employer had to pay the injured employee over $861,000 plus
The injured employee (P) and the assailant (L) were both
employed as stonemasons from 1999. From the time he was employed, L
had behaved in an aggressive manner toward two other employees but
had not engaged in violence.
However, during an argument with P in April 2000, L punched P in
the head and was about to hit P with a heavy metal tool when
colleagues intervened to restrain L. The manager who arrived
shortly after the incident told P and L to 'forget' about
the incident and discouraged P from reporting the matter to the
police. No disciplinary action was taken against L.
In the period 12 to 14 December 2001, L repeatedly yelled at P
in aggressive manner. One of the directors of the employer made the
men shake hands in an attempt to resolve the situation, despite L
demonstrating that he was still angry.
On 14 December 2001, P left work at the usual time and went to
his car which was parked across the road from the workplace. P was
confronted by L who then shot at P three times with a handgun,
injuring P underneath his armpit.
P commenced proceedings in the District Court alleging that his
employer's negligence resulted in the incident.
The District Court found in P's favour and awarded him in
excess of $861,000 in damages.

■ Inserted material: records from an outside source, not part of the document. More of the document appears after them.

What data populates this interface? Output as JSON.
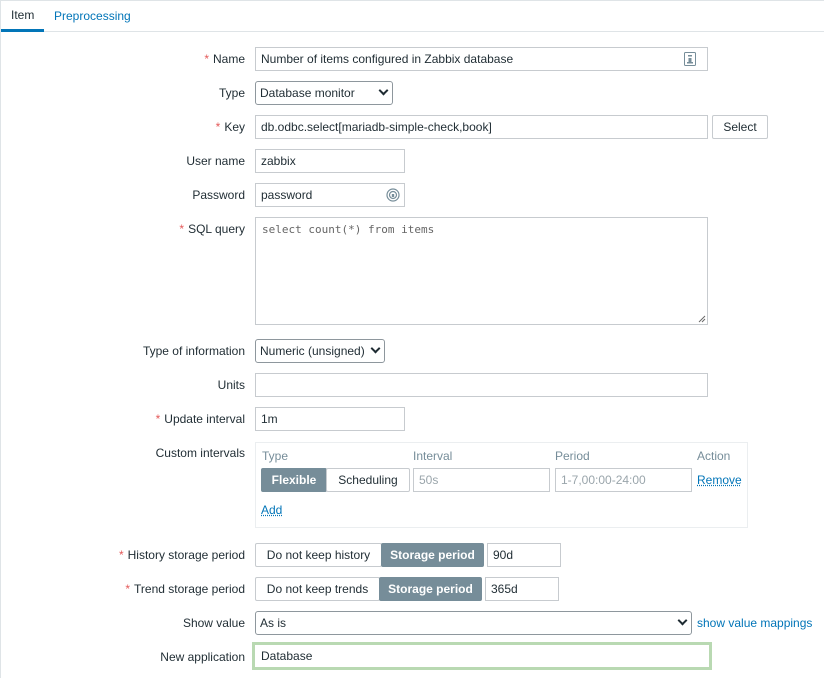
{
  "tabs": [
    {
      "label": "Item"
    },
    {
      "label": "Preprocessing"
    }
  ],
  "form": {
    "name": {
      "label": "Name",
      "value": "Number of items configured in Zabbix database",
      "required": true
    },
    "type": {
      "label": "Type",
      "value": "Database monitor"
    },
    "key": {
      "label": "Key",
      "value": "db.odbc.select[mariadb-simple-check,book]",
      "required": true,
      "select_label": "Select"
    },
    "username": {
      "label": "User name",
      "value": "zabbix"
    },
    "password": {
      "label": "Password",
      "value": "password"
    },
    "sql_query": {
      "label": "SQL query",
      "value": "select count(*) from items",
      "required": true
    },
    "type_of_information": {
      "label": "Type of information",
      "value": "Numeric (unsigned)"
    },
    "units": {
      "label": "Units",
      "value": ""
    },
    "update_interval": {
      "label": "Update interval",
      "value": "1m",
      "required": true
    },
    "custom_intervals": {
      "label": "Custom intervals",
      "headers": {
        "type": "Type",
        "interval": "Interval",
        "period": "Period",
        "action": "Action"
      },
      "row": {
        "flexible_label": "Flexible",
        "scheduling_label": "Scheduling",
        "interval_placeholder": "50s",
        "period_placeholder": "1-7,00:00-24:00",
        "remove_label": "Remove"
      },
      "add_label": "Add"
    },
    "history": {
      "label": "History storage period",
      "required": true,
      "option_off": "Do not keep history",
      "option_on": "Storage period",
      "value": "90d"
    },
    "trend": {
      "label": "Trend storage period",
      "required": true,
      "option_off": "Do not keep trends",
      "option_on": "Storage period",
      "value": "365d"
    },
    "show_value": {
      "label": "Show value",
      "value": "As is",
      "mappings_link": "show value mappings"
    },
    "new_application": {
      "label": "New application",
      "value": "Database"
    }
  },
  "colors": {
    "link": "#0275b8",
    "required": "#e45959",
    "active_toggle": "#768d99",
    "focus_border": "#b9d9b2"
  },
  "icons": {
    "name_field": "macro-list-icon",
    "password_field": "lock-icon"
  }
}
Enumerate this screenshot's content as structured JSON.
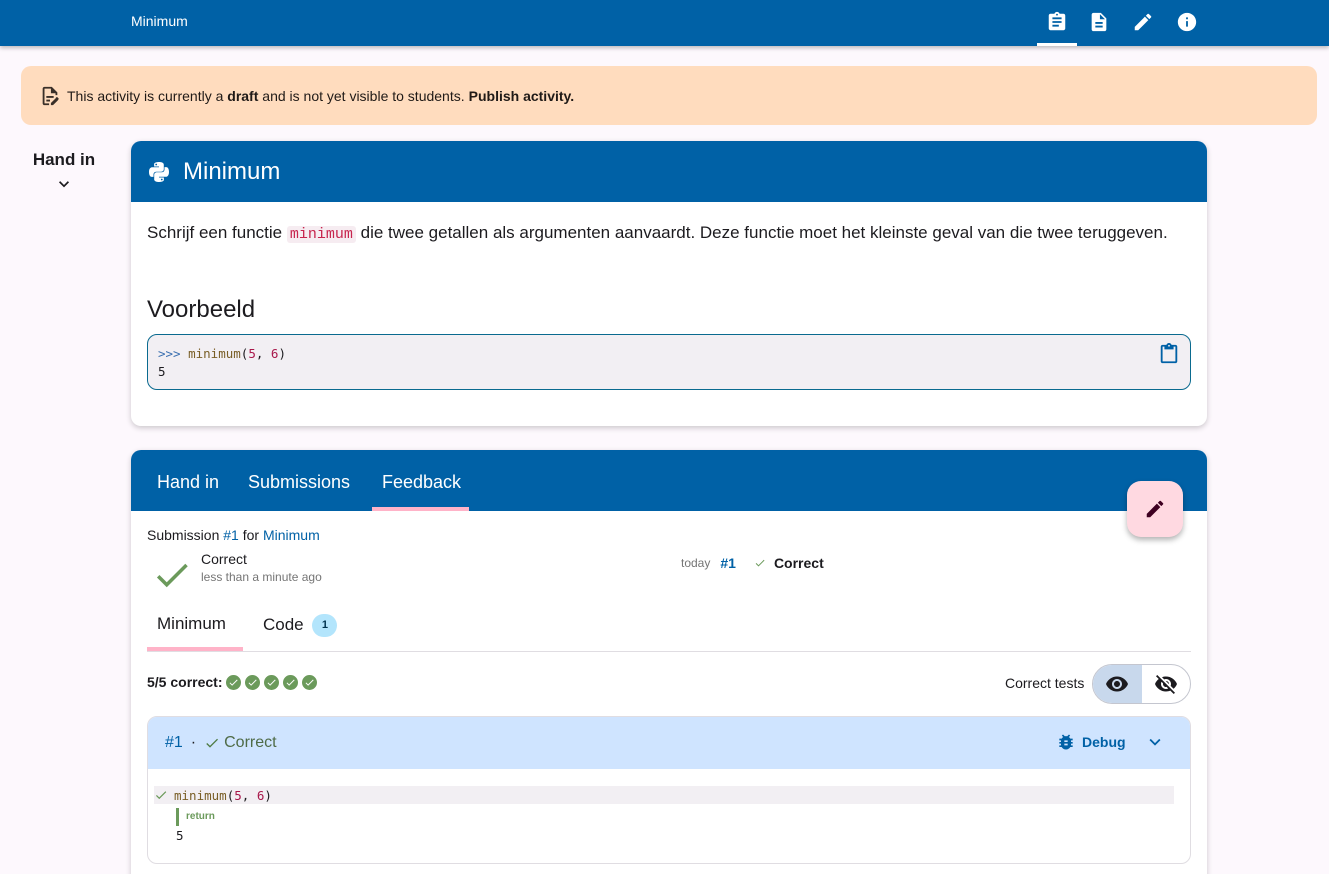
{
  "topbar": {
    "title": "Minimum"
  },
  "draft": {
    "text_before": "This activity is currently a",
    "draft_word": "draft",
    "text_after": "and is not yet visible to students.",
    "publish": "Publish activity."
  },
  "side": {
    "label": "Hand in"
  },
  "exercise": {
    "title": "Minimum",
    "desc_before": "Schrijf een functie",
    "desc_code": "minimum",
    "desc_after": "die twee getallen als argumenten aanvaardt. Deze functie moet het kleinste geval van die twee teruggeven.",
    "example_heading": "Voorbeeld",
    "example": {
      "prompt": ">>>",
      "fn": "minimum",
      "arg1": "5",
      "arg2": "6",
      "output": "5"
    }
  },
  "tabs": [
    "Hand in",
    "Submissions",
    "Feedback"
  ],
  "submission": {
    "prefix": "Submission",
    "number": "#1",
    "for": "for",
    "exercise": "Minimum",
    "status": "Correct",
    "time": "less than a minute ago",
    "meta_today": "today",
    "meta_id": "#1",
    "meta_status": "Correct"
  },
  "subtabs": {
    "minimum": "Minimum",
    "code": "Code",
    "code_badge": "1"
  },
  "results": {
    "summary": "5/5 correct:",
    "correct_count": 5,
    "correct_tests_label": "Correct tests"
  },
  "testcase": {
    "id": "#1",
    "sep": "·",
    "status": "Correct",
    "debug": "Debug",
    "call_fn": "minimum",
    "call_arg1": "5",
    "call_arg2": "6",
    "return_label": "return",
    "return_value": "5"
  },
  "colors": {
    "primary": "#0061a6",
    "success": "#6b9a5b",
    "draft_bg": "#ffdcbe",
    "accent": "#ffb3c8"
  }
}
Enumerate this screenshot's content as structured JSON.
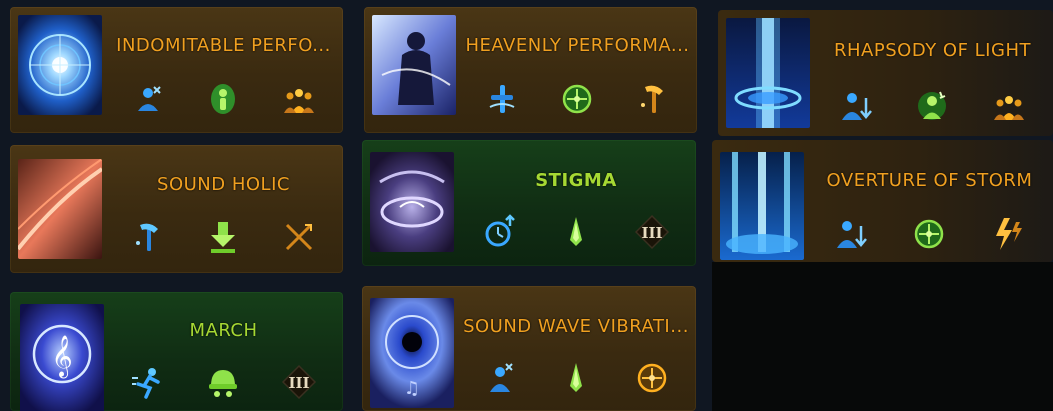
{
  "skills": [
    {
      "id": "indomitable",
      "name": "INDOMITABLE PERFO...",
      "bg": "gold",
      "thumb": "blue-mandala-icon",
      "icons": [
        "person-cross-icon",
        "green-person-icon",
        "gold-group-icon"
      ]
    },
    {
      "id": "heavenly",
      "name": "HEAVENLY PERFORMA...",
      "bg": "gold",
      "thumb": "bard-silhouette-icon",
      "icons": [
        "blue-cross-icon",
        "green-target-icon",
        "gold-hammer-icon"
      ]
    },
    {
      "id": "rhapsody",
      "name": "RHAPSODY OF LIGHT",
      "bg": "gold",
      "thumb": "light-pillar-icon",
      "icons": [
        "blue-person-down-icon",
        "green-person-burst-icon",
        "gold-group-icon"
      ]
    },
    {
      "id": "soundholic",
      "name": "SOUND HOLIC",
      "bg": "gold",
      "thumb": "orange-streak-icon",
      "icons": [
        "blue-hammer-icon",
        "green-down-arrow-icon",
        "gold-crossed-blades-icon"
      ]
    },
    {
      "id": "stigma",
      "name": "STIGMA",
      "bg": "green",
      "thumb": "purple-chains-icon",
      "icons": [
        "blue-timer-up-icon",
        "green-spike-icon",
        "tier-three-icon"
      ]
    },
    {
      "id": "overture",
      "name": "OVERTURE OF STORM",
      "bg": "gold",
      "thumb": "blue-storm-icon",
      "icons": [
        "blue-person-down-icon",
        "green-target-icon",
        "gold-lightning-icon"
      ]
    },
    {
      "id": "march",
      "name": "MARCH",
      "bg": "green",
      "thumb": "treble-clef-orb-icon",
      "icons": [
        "blue-runner-icon",
        "green-helmet-icon",
        "tier-three-icon"
      ]
    },
    {
      "id": "soundwave",
      "name": "SOUND WAVE VIBRATI...",
      "bg": "gold",
      "thumb": "vortex-note-icon",
      "icons": [
        "blue-person-cross-icon",
        "green-spike-icon",
        "gold-target-icon"
      ]
    }
  ],
  "colors": {
    "gold_text": "#f0a020",
    "green_text": "#a6d833",
    "gold_card": "#3a2a10",
    "green_card": "#102c13"
  }
}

The employer appealed the decision
to the NSW Court of Appeal.
The Court of Appeal's decision
Before the District Court and the Court of Appeal, the employer
argued that there was no duty of care to protect an employee from
an unforeseeable extreme act of violence committed after work on a
However, both courts found that a duty of care existed and that
the employer had breached that duty.
In particular, the Court of Appeal found that at the time of the
first incident between L and P in April 2000, the employer should
have at least warned L that his behaviour was unacceptable and that
if he did not control his behaviour, he would be dismissed.
Alternatively, L should have been dismissed at that time. In
addition, the employer should not have discouraged P from reporting
that incident to the police.
While the precise circumstances of the December 2001 shooting
incident were not reasonably foreseeable, it was foreseeable that P
might be assaulted by L (again) and that L might use a weapon.
The Court of Appeal therefore concluded that the employer was
negligent: the injury to P was caused by the employer's
breaches of its duty of care and the outcome was not too
While it may seem harsh to hold an employer responsible for the
criminal acts of an employee outside the workplace, the case is a
timely reminder of the broad scope of an employer's duty of
care to its employees.
The case demonstrates the importance of taking disciplinary
action immediately in relation to serious workplace altercations.
Hoping that the employees will 'work it out' leaves the
employer open to claims of negligence if there is a subsequent
incident resulting in harm to an employee.
The fact that the incident in this case took place after working
hours and not in the workplace made no difference. The Court of
Appeal found that as the circumstances were not remote in terms of
time and location, the consequences of the breach of the duty of
care were reasonably foreseeable.
1 Gittani Stone Pty Limited v Pavkovic  NSWCA 355 (13 December 2007).
The content of this article is intended to provide a general
guide to the subject matter. Specialist advice should be sought
about your specific circumstances.
To print this article, all you need is to be registered on Mondaq.com.
Click to Login as an existing user or Register so you can print this article.
This was an interlocutory decision about the appointment of a tutor for the child appellant, to carry on his proceedings.
Some comments from our readers… “The articles are extremely timely and highly applicable” “I often find critical information not available elsewhere” “As in-house counsel, Mondaq’s service is of great value”
Register for Access and our Free Biweekly Alert for
This service is completely free. Access 250,000 archived articles from 100+ countries and get a personalised email twice a week covering developments (and yes, our lawyers like to think you’ve read our Disclaimer).